_EXERCISE OBJECTIVE_
Pick every line out of the entries below that holds the string "result", and report them.

_Data items_
· · · · ·

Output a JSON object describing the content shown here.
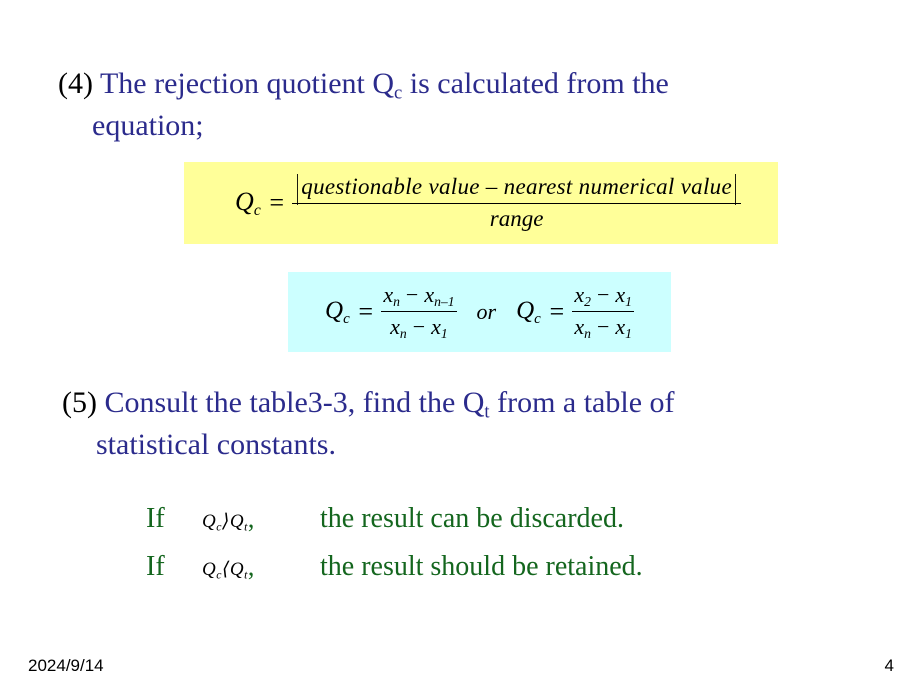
{
  "slide": {
    "bullet_4": {
      "number": "(4)",
      "line1": "The rejection quotient Q",
      "line1_sub": "c",
      "line1_rest": " is calculated from the",
      "line2": "equation;"
    },
    "bullet_5": {
      "number": "(5)",
      "line1": "Consult the table3-3, find the Q",
      "line1_sub": "t",
      "line1_rest": " from a table of",
      "line2": "statistical constants."
    },
    "equation_main": {
      "background_color": "#FFFF99",
      "lhs": "Q",
      "lhs_sub": "c",
      "equals": "=",
      "numerator": "questionable   value – nearest   numerical   value",
      "denominator": "range",
      "abs_bar": "|"
    },
    "equation_alt": {
      "background_color": "#CCFFFF",
      "first": {
        "lhs": "Q",
        "lhs_sub": "c",
        "equals": "=",
        "num_left": "x",
        "num_left_sub": "n",
        "num_minus": "−",
        "num_right": "x",
        "num_right_sub": "n–1",
        "den_left": "x",
        "den_left_sub": "n",
        "den_minus": "−",
        "den_right": "x",
        "den_right_sub": "1"
      },
      "connector": "or",
      "second": {
        "lhs": "Q",
        "lhs_sub": "c",
        "equals": "=",
        "num_left": "x",
        "num_left_sub": "2",
        "num_minus": "−",
        "num_right": "x",
        "num_right_sub": "1",
        "den_left": "x",
        "den_left_sub": "n",
        "den_minus": "−",
        "den_right": "x",
        "den_right_sub": "1"
      }
    },
    "conditions": [
      {
        "if_word": "If",
        "expr_lhs": "Q",
        "expr_lhs_sub": "c",
        "operator": "⟩",
        "expr_rhs": "Q",
        "expr_rhs_sub": "t",
        "comma": ",",
        "outcome": "the result can be discarded."
      },
      {
        "if_word": "If",
        "expr_lhs": "Q",
        "expr_lhs_sub": "c",
        "operator": "⟨",
        "expr_rhs": "Q",
        "expr_rhs_sub": "t",
        "comma": ",",
        "outcome": "the result should be retained."
      }
    ],
    "footer": {
      "date": "2024/9/14",
      "page_number": "4"
    },
    "colors": {
      "body_text": "#2B2B8C",
      "condition_text": "#14661E",
      "number_text": "#000000",
      "highlight_yellow": "#FFFF99",
      "highlight_cyan": "#CCFFFF"
    }
  }
}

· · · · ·

_ANSWER SECTION_
        "outcome": "the result can be discarded."
        "outcome": "the result should be retained."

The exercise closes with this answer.